▸ **EXERCISE PROMPT**
Nothing but the data below, returned exactly, should appear in the answer.

INPUT DATA START

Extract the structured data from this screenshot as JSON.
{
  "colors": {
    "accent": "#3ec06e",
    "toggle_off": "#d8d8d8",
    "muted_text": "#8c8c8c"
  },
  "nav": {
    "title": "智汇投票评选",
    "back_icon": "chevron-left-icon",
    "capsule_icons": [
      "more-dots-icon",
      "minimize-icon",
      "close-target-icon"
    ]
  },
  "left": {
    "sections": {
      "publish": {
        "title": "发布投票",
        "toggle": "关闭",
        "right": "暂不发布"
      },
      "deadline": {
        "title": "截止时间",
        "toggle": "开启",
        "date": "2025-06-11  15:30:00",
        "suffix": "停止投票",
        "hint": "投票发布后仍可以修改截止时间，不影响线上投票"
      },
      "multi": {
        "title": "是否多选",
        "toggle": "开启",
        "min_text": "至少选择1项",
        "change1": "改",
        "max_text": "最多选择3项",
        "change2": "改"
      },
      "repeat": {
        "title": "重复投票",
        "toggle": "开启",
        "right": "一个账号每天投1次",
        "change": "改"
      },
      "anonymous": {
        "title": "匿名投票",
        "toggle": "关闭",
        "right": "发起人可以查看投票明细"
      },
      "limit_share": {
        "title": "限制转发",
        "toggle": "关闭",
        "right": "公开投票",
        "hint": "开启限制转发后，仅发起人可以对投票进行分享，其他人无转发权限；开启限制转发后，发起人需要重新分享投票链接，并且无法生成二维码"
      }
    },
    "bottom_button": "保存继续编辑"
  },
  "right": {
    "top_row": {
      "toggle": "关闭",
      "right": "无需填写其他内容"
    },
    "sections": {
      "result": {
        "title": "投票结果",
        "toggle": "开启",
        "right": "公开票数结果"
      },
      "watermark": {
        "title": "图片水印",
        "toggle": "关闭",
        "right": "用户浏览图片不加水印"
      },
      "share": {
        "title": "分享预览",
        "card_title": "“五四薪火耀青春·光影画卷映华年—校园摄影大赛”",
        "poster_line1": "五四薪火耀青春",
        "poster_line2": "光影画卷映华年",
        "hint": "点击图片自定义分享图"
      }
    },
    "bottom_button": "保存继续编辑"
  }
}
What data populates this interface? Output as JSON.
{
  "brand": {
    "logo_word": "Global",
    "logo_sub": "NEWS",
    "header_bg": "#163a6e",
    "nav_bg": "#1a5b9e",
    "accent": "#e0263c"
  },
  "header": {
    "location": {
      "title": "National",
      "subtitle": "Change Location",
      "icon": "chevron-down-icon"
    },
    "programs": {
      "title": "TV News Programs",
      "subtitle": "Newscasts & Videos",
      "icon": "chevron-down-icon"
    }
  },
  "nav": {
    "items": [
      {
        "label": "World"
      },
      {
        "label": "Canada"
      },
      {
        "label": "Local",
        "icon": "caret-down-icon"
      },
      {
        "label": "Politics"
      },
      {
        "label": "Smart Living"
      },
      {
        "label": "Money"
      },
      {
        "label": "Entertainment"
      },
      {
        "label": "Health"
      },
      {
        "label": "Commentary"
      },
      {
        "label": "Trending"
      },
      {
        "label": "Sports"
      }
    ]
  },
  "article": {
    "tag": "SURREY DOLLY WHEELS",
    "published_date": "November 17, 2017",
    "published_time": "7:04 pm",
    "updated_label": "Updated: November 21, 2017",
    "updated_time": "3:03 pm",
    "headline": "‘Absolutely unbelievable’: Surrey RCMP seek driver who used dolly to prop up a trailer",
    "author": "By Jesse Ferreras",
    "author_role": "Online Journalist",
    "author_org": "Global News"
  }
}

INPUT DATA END

▸ **RESULT FOR THIS EXERCISE**
Extract the structured data from this screenshot as JSON.
{
  "colors": {
    "accent": "#3ec06e",
    "toggle_off": "#d8d8d8",
    "muted_text": "#8c8c8c"
  },
  "nav": {
    "title": "智汇投票评选",
    "back_icon": "chevron-left-icon",
    "capsule_icons": [
      "more-dots-icon",
      "minimize-icon",
      "close-target-icon"
    ]
  },
  "left": {
    "sections": {
      "publish": {
        "title": "发布投票",
        "toggle": "关闭",
        "right": "暂不发布"
      },
      "deadline": {
        "title": "截止时间",
        "toggle": "开启",
        "date": "2025-06-11  15:30:00",
        "suffix": "停止投票",
        "hint": "投票发布后仍可以修改截止时间，不影响线上投票"
      },
      "multi": {
        "title": "是否多选",
        "toggle": "开启",
        "min_text": "至少选择1项",
        "change1": "改",
        "max_text": "最多选择3项",
        "change2": "改"
      },
      "repeat": {
        "title": "重复投票",
        "toggle": "开启",
        "right": "一个账号每天投1次",
        "change": "改"
      },
      "anonymous": {
        "title": "匿名投票",
        "toggle": "关闭",
        "right": "发起人可以查看投票明细"
      },
      "limit_share": {
        "title": "限制转发",
        "toggle": "关闭",
        "right": "公开投票",
        "hint": "开启限制转发后，仅发起人可以对投票进行分享，其他人无转发权限；开启限制转发后，发起人需要重新分享投票链接，并且无法生成二维码"
      }
    },
    "bottom_button": "保存继续编辑"
  },
  "right": {
    "top_row": {
      "toggle": "关闭",
      "right": "无需填写其他内容"
    },
    "sections": {
      "result": {
        "title": "投票结果",
        "toggle": "开启",
        "right": "公开票数结果"
      },
      "watermark": {
        "title": "图片水印",
        "toggle": "关闭",
        "right": "用户浏览图片不加水印"
      },
      "share": {
        "title": "分享预览",
        "card_title": "“五四薪火耀青春·光影画卷映华年—校园摄影大赛”",
        "poster_line1": "五四薪火耀青春",
        "poster_line2": "光影画卷映华年",
        "hint": "点击图片自定义分享图"
      }
    },
    "bottom_button": "保存继续编辑"
  }
}
What data populates this interface? Output as JSON.
{
  "brand": {
    "logo_word": "Global",
    "logo_sub": "NEWS",
    "header_bg": "#163a6e",
    "nav_bg": "#1a5b9e",
    "accent": "#e0263c"
  },
  "header": {
    "location": {
      "title": "National",
      "subtitle": "Change Location",
      "icon": "chevron-down-icon"
    },
    "programs": {
      "title": "TV News Programs",
      "subtitle": "Newscasts & Videos",
      "icon": "chevron-down-icon"
    }
  },
  "nav": {
    "items": [
      {
        "label": "World"
      },
      {
        "label": "Canada"
      },
      {
        "label": "Local",
        "icon": "caret-down-icon"
      },
      {
        "label": "Politics"
      },
      {
        "label": "Smart Living"
      },
      {
        "label": "Money"
      },
      {
        "label": "Entertainment"
      },
      {
        "label": "Health"
      },
      {
        "label": "Commentary"
      },
      {
        "label": "Trending"
      },
      {
        "label": "Sports"
      }
    ]
  },
  "article": {
    "tag": "SURREY DOLLY WHEELS",
    "published_date": "November 17, 2017",
    "published_time": "7:04 pm",
    "updated_label": "Updated: November 21, 2017",
    "updated_time": "3:03 pm",
    "headline": "‘Absolutely unbelievable’: Surrey RCMP seek driver who used dolly to prop up a trailer",
    "author": "By Jesse Ferreras",
    "author_role": "Online Journalist",
    "author_org": "Global News"
  }
}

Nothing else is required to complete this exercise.